What he explained to me when he was describing his continued failure was that the test is no longer being administered and scored by humans, but instead by a computer who listens to the student speaking and makes its judgment on whether the human is intelligible and exhibits fluidity.
The problem with this, as I reassured my student, is that computers don’t have the sensitivity to parse the slight and sometimes miniscule differences in pronunciation that essentially fluent non-native speakers (NNS) exhibit. Most NNS haven’t quite mastered the TH sound and so words like “these” and “those” can sound to a computer lacking intuition, like “tease” and “toes”. Sensing gibberish, the computer administers a failing grade.
After eight accent reduction sessions with us, the student, on his very next try (his 13th) finally passed the test, but his experience revealed to us the very real intrusion of the AI (Artificial Intelligence) universe into the issue of accents in language and conversation intelligibility.
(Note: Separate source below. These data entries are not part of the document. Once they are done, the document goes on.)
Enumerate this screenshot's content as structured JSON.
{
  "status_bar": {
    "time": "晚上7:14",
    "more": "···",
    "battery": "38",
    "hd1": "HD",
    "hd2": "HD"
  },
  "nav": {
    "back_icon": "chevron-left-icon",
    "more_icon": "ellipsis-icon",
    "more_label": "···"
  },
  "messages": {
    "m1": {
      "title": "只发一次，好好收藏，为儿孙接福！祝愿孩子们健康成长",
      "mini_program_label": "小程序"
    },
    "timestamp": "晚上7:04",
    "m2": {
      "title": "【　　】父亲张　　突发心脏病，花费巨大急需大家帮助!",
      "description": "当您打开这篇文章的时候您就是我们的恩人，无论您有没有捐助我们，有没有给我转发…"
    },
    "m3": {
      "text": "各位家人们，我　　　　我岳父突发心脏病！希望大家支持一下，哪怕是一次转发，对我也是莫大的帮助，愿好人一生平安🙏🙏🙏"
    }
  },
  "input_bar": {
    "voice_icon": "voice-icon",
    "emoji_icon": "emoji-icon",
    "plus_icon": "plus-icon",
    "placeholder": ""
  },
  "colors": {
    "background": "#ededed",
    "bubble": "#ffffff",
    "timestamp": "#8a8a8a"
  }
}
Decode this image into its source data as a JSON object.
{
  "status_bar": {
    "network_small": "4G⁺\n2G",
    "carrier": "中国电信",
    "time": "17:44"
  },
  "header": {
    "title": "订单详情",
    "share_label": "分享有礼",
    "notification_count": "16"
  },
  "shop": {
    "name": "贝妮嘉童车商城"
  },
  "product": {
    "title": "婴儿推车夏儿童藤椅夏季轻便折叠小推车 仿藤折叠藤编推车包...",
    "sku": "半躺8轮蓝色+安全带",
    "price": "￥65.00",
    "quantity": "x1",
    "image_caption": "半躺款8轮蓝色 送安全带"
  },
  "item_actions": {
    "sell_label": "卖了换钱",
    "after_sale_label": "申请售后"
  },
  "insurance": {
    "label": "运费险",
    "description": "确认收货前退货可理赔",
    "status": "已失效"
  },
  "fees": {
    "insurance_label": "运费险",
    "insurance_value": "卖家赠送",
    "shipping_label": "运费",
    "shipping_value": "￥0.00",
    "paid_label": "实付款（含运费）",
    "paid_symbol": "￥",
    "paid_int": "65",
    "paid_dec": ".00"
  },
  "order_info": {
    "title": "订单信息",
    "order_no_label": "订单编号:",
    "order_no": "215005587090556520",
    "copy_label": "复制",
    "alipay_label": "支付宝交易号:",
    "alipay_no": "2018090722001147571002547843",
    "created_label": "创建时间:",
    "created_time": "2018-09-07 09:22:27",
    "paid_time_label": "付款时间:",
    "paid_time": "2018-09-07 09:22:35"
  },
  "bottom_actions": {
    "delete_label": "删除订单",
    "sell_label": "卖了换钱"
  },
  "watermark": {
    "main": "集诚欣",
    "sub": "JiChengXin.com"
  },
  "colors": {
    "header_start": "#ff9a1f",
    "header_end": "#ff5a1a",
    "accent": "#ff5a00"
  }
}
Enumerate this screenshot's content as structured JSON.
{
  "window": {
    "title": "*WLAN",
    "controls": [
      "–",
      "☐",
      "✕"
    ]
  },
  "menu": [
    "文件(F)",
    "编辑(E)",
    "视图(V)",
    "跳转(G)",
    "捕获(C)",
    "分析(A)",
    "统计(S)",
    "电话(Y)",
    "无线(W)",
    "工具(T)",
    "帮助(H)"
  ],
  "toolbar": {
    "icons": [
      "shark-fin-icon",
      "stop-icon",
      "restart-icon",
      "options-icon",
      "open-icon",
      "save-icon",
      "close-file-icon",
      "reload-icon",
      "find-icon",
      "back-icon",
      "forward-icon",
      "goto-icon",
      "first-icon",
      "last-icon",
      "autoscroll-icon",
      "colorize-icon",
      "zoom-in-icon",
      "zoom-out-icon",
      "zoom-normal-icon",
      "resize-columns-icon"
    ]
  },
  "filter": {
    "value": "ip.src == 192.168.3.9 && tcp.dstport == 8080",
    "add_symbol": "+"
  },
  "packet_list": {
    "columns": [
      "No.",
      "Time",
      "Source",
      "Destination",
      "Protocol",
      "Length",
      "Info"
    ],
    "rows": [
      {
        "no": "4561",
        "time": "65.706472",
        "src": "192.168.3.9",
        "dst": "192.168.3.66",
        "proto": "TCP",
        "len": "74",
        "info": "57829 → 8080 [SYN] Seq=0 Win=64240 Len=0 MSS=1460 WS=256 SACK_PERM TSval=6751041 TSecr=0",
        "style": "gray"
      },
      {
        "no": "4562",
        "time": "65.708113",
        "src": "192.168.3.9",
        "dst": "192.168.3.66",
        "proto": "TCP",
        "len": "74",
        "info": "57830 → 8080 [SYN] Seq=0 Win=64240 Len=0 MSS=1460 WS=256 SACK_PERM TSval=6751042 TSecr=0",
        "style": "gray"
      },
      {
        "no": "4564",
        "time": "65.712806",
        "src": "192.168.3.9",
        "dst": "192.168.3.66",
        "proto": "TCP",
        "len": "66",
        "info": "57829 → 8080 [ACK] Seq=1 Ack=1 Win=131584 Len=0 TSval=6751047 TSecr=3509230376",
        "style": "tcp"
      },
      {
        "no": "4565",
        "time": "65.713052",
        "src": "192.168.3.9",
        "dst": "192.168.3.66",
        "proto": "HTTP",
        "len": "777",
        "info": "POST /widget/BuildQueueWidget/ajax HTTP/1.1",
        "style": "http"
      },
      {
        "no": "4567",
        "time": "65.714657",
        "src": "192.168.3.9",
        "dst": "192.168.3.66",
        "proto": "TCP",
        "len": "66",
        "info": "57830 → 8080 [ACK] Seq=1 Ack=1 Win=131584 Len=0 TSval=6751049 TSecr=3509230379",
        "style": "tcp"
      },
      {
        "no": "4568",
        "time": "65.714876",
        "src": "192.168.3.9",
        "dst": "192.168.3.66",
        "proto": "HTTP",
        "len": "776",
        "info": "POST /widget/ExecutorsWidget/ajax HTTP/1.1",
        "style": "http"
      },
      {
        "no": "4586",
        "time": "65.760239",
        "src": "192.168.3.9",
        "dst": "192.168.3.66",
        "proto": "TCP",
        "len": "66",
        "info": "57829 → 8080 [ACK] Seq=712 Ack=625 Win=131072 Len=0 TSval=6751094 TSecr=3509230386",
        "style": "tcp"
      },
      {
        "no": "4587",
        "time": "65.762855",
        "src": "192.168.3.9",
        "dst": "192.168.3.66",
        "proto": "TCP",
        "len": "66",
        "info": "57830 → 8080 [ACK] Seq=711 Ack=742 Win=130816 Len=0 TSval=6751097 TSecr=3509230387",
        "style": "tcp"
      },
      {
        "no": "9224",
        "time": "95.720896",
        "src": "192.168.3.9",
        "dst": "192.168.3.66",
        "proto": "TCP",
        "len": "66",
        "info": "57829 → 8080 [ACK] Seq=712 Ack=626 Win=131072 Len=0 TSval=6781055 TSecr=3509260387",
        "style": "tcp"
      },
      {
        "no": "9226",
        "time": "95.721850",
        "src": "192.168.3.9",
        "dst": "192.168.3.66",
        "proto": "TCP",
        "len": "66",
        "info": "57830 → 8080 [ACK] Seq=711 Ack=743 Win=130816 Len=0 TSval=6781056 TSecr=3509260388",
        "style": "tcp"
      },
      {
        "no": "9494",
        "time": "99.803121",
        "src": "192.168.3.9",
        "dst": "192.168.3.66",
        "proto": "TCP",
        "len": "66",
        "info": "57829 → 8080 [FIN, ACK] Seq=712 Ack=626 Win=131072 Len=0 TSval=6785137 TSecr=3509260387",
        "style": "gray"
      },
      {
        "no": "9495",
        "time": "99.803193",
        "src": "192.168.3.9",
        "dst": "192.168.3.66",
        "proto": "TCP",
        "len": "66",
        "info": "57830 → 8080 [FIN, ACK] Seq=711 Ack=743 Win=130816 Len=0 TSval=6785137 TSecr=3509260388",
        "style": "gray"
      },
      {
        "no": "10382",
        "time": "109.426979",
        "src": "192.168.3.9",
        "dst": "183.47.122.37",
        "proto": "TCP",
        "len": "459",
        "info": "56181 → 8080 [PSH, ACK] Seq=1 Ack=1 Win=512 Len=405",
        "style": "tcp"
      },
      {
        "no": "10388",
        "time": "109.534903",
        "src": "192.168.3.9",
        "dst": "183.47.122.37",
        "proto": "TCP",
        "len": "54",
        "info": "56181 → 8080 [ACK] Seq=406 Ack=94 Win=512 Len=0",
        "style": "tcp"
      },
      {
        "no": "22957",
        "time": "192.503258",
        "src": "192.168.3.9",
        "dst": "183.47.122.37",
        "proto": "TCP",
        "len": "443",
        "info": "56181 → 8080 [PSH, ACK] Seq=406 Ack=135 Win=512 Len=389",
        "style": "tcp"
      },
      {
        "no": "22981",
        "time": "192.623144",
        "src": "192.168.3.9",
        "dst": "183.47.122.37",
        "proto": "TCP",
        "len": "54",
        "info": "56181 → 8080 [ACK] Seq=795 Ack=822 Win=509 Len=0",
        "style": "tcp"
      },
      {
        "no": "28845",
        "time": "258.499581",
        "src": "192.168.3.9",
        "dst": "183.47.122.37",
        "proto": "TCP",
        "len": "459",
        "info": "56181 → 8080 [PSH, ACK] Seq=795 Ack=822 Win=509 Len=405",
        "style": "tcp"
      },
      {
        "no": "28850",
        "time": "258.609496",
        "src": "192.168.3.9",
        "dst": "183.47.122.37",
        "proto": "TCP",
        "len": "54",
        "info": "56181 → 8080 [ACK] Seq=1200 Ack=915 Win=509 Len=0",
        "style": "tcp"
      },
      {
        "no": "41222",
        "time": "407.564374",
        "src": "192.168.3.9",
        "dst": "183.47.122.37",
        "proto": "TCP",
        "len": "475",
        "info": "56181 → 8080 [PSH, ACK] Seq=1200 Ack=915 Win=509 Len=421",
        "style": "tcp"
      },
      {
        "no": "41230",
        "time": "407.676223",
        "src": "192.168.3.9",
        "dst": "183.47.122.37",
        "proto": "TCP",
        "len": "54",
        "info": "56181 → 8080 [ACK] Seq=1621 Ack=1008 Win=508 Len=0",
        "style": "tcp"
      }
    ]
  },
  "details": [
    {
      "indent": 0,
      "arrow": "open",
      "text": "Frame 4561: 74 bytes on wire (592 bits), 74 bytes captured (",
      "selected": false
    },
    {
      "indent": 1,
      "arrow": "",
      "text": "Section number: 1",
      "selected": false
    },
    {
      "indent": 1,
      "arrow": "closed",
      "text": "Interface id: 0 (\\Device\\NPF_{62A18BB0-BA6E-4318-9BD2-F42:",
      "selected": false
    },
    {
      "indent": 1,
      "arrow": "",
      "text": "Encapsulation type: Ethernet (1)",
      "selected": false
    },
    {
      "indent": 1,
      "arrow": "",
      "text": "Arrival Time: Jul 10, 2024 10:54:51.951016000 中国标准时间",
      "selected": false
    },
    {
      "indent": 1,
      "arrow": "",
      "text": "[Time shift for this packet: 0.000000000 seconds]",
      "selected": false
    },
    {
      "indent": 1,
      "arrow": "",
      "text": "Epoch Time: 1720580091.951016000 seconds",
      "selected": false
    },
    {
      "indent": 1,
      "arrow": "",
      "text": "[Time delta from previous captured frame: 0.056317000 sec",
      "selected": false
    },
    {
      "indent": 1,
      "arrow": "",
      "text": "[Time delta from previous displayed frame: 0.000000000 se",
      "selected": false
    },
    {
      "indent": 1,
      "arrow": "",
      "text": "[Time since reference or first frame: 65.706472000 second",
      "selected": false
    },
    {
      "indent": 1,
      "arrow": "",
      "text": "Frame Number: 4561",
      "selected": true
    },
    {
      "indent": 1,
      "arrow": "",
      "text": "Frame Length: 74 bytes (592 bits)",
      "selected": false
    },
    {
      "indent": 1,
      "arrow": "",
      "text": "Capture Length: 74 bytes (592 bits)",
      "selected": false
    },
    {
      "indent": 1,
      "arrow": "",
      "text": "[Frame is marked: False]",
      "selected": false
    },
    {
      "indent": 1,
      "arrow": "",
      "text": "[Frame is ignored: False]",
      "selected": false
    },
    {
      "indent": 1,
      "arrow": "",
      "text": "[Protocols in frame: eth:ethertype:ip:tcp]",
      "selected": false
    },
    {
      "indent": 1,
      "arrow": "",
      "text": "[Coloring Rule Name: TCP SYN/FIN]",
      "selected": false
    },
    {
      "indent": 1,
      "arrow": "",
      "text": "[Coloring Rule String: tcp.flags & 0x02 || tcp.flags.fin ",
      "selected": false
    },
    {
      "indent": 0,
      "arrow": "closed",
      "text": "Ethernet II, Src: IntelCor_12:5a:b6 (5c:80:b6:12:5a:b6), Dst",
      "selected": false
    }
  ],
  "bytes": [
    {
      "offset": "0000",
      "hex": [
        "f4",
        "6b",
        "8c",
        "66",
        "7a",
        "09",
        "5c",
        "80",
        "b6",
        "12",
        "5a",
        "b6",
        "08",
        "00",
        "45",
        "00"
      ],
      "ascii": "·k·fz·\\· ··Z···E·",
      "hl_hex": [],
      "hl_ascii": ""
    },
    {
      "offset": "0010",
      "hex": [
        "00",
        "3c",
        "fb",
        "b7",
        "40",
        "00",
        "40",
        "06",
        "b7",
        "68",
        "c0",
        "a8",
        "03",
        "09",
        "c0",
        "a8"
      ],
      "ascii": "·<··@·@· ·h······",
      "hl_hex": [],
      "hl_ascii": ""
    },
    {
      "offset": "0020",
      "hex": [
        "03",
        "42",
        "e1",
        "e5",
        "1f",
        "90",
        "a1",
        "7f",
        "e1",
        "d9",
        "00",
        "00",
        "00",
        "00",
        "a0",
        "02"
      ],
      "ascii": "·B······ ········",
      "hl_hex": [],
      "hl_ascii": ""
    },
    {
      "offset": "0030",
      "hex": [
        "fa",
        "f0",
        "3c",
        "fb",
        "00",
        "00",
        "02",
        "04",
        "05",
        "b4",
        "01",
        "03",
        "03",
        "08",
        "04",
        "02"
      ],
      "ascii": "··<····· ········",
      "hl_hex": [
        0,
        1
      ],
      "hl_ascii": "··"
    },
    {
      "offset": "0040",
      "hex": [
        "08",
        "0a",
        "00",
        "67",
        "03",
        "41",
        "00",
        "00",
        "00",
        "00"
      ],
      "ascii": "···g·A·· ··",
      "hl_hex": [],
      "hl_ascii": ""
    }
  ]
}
This is the new world, where not only do your fellow humans (colleagues, acquaintances, potential employers) judge you on your communication skills, now so does machinery, in the form of speech-to-text and speech-to-action devices. In this new era, non-native English speakers have to add to their potential communication obstacles digital brains who will never know what a great person you are, nor how intelligent, nor how funny, but only if you can clearly differentiate for it, the difference between “glass” and “grass” or “thought” and “taught”.
The new reality of AI has seeped into the accent modification world, as more and more people with accents find that they have trouble being understood by the very devices that work for them! Amazon’s Alexa, Apple’s Siri, and Google Home all await your command, to manage everything from your grocery shopping to your social calendar, to closing the curtains in your bedroom, to feeding your dog, as long as they understand you.
If you have an accent and ask Alexa to order “ink cartridges”, you might end up receiving “pink garbage bags”.
If you request Google Home to “play Opera”, and your initial “O” is not the “AH” it needs to be (according to American English), you may end up hearing a lecture delivered by Oprah.
If you ask Siri to play Beyoncé and you don’t land that initial “B”, you may end up listening to Vivaldi.
At home and at the office, your devices are listening to you, but if you have an accent, they may not be able to help you. When a non-native speaker dictates to a speech-to-text application, the results can be quite funny (one we heard: “write and deliver” was translated to “right in the liver”), but we have yet to collect the data on the negative repercussions of a misunderstood command. One can imagine it might not always be so humorous.
Recently the New York Times compared Alexa, Siri and Google Home. All three have flaws in understanding, and because of their different programming, their issues are not consistent with one another. These three major AI devices (along with others which will come along) will continue to trade the mantle of comprehension mastery as they mature and learn, gaining experience by simply listening, over time, to millions of accented voices.
Outside the U.S., the Chinese company Baidu is developing a “deep speech” algorithm that will recognize over 200 Chinese sub-dialects, along with the wide range of English dialectic variations. Perhaps in the future, the Baidu is “whom” we will address in our American homes!
In the meantime, these communication platforms have added a new challenge for accent reduction professionals. Not only do we assist our students in polishing their American English accents for interactions with their fellow humans, but now we need to be sensitive to the digital colleague: the robot in the room with whom we all must also communicate.
So if you have an accent, fear not; we can help you be understood at school, in your office, and at home, by the digital devices you hope to command. Even if neither your spouse, nor your children, nor even your dog will listen to you at home, and if your human colleagues at work aren’t paying attention, at least there will be one entity who will (probably) understand you: Alexa!
Watch Alexa failing her Grammar 101 test!